Provincial commission seeks to close gap between minimum wage and living wage

People struggling to make ends meet in B.C. are hopeful a provincially mandated commission will make some strong recommendations to government to help them afford a better life in B.C.

Isatou Sonko is a mother of three who recently immigrated to Vancouver from the UK after growing up in Gambia. Despite being happy to be in Canada, and living with her brother, she's anxious about what she will be able to do to earn money and afford childcare.

"It's such a trauma for people to think where their next meal is coming from," she told the Fair Wages Commission in Vancouver on Friday at a public hearing. "I just want a job just like you and be able to fend for myself."
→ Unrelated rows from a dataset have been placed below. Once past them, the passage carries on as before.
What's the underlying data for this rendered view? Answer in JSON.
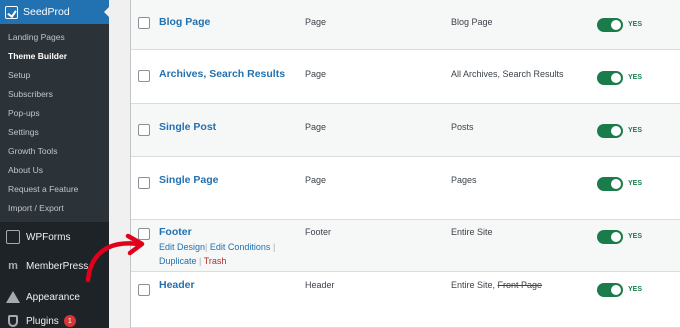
{
  "sidebar": {
    "active_menu": {
      "label": "SeedProd",
      "icon": "seedprod-icon"
    },
    "submenu": [
      {
        "label": "Landing Pages",
        "current": false
      },
      {
        "label": "Theme Builder",
        "current": true
      },
      {
        "label": "Setup",
        "current": false
      },
      {
        "label": "Subscribers",
        "current": false
      },
      {
        "label": "Pop-ups",
        "current": false
      },
      {
        "label": "Settings",
        "current": false
      },
      {
        "label": "Growth Tools",
        "current": false
      },
      {
        "label": "About Us",
        "current": false
      },
      {
        "label": "Request a Feature",
        "current": false
      },
      {
        "label": "Import / Export",
        "current": false
      }
    ],
    "menu_items": [
      {
        "label": "WPForms",
        "icon": "wpforms-icon"
      },
      {
        "label": "MemberPress",
        "icon": "memberpress-icon"
      },
      {
        "label": "Appearance",
        "icon": "appearance-icon"
      },
      {
        "label": "Plugins",
        "icon": "plugins-icon",
        "badge": "1"
      }
    ]
  },
  "templates": {
    "rows": [
      {
        "title": "Blog Page",
        "type": "Page",
        "conditions": "Blog Page",
        "published": true,
        "status_label": "YES"
      },
      {
        "title": "Archives, Search Results",
        "type": "Page",
        "conditions": "All Archives, Search Results",
        "published": true,
        "status_label": "YES"
      },
      {
        "title": "Single Post",
        "type": "Page",
        "conditions": "Posts",
        "published": true,
        "status_label": "YES"
      },
      {
        "title": "Single Page",
        "type": "Page",
        "conditions": "Pages",
        "published": true,
        "status_label": "YES"
      },
      {
        "title": "Footer",
        "type": "Footer",
        "conditions": "Entire Site",
        "published": true,
        "status_label": "YES",
        "row_actions": {
          "edit_design": "Edit Design",
          "edit_conditions": "Edit Conditions",
          "duplicate": "Duplicate",
          "trash": "Trash",
          "separator": "|"
        }
      },
      {
        "title": "Header",
        "type": "Header",
        "conditions": "Entire Site, ",
        "conditions_struck": "Front Page",
        "published": true,
        "status_label": "YES"
      }
    ]
  },
  "colors": {
    "sidebar_bg": "#1d2327",
    "active_menu_bg": "#2271b1",
    "link_blue": "#2271b1",
    "toggle_green": "#1a7c4b",
    "trash_red": "#b32d2e",
    "annotation_arrow": "#e0001b"
  }
}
The commission has been touring the province seeking input on how to bridge the gap between B.C.'s minimum wage and what people really need to earn to live well.

"I think it's been very surprising to us," Danielle van Jaarsveld, commission chair, said about the testimony she and fellow members Ken Peacock and Ivan Limpright have heard.

Chad Pawson/CBC

She says people have told them that even though they work full time, they still rely on food banks to feed their families or choose to buy food rather than other necessities such as medication.

A previous version of the commission helped devise a process to increase minimum wage in the province.

It's currently at $12.65 per hour but will rise to $13.85 on June 1. There will be yearly increases until June 1, 2021 when it will top out at $15.20.

Despite the increases, it's still not enough for families to make ends meet, according to anti-poverty advocates.

Living wage

Each year the Living Wage for Families Campaign along with the Canadian Centre for Policy Alternatives calculates what a working couple with two children each need to earn to pay for housing, childcare, transportation and other expenses once government taxes, credits, deductions and subsidies are taken into account.

That amount for Metro Vancouver in 2019 is $19.50 per hour.

It's less than the previous year, when the hourly requirement was calculated at $20.91, despite expensive fuel, housing and food costs.

The campaign says the reduction is largely due to government programs such as the income-tested Affordable Child Care Benefit, worth up to $7,013 a year, and the universal Child Care Fee Reduction Initiative, which can be worth up to $1,200 in a year.

The campaign is making 14 recommendations to the commission, which include paid sick leave for all workers, rental control, free transit for some demographics, and making the commission permanent.

"In the meantime, until or unless there's significant investment into these types of programs, employers can step up and say I'm choosing to pay employees more recognizing that there's this gap," said Halena Seiferling with the Living Wage for Families Campaign.

The campaign says that about 30 per cent of Metro Vancouver two-parent families with two children have incomes below the 2019 living wage, according to Statistics Canada data.

Meanwhile the commission wants to hear more from people struggling on low wages. On Friday there will be an open hearing in Victoria. Online submissions are being accepted as well.

Commission chair van Jaarsveld says a formal report from the findings will be presented to government before the end of the year.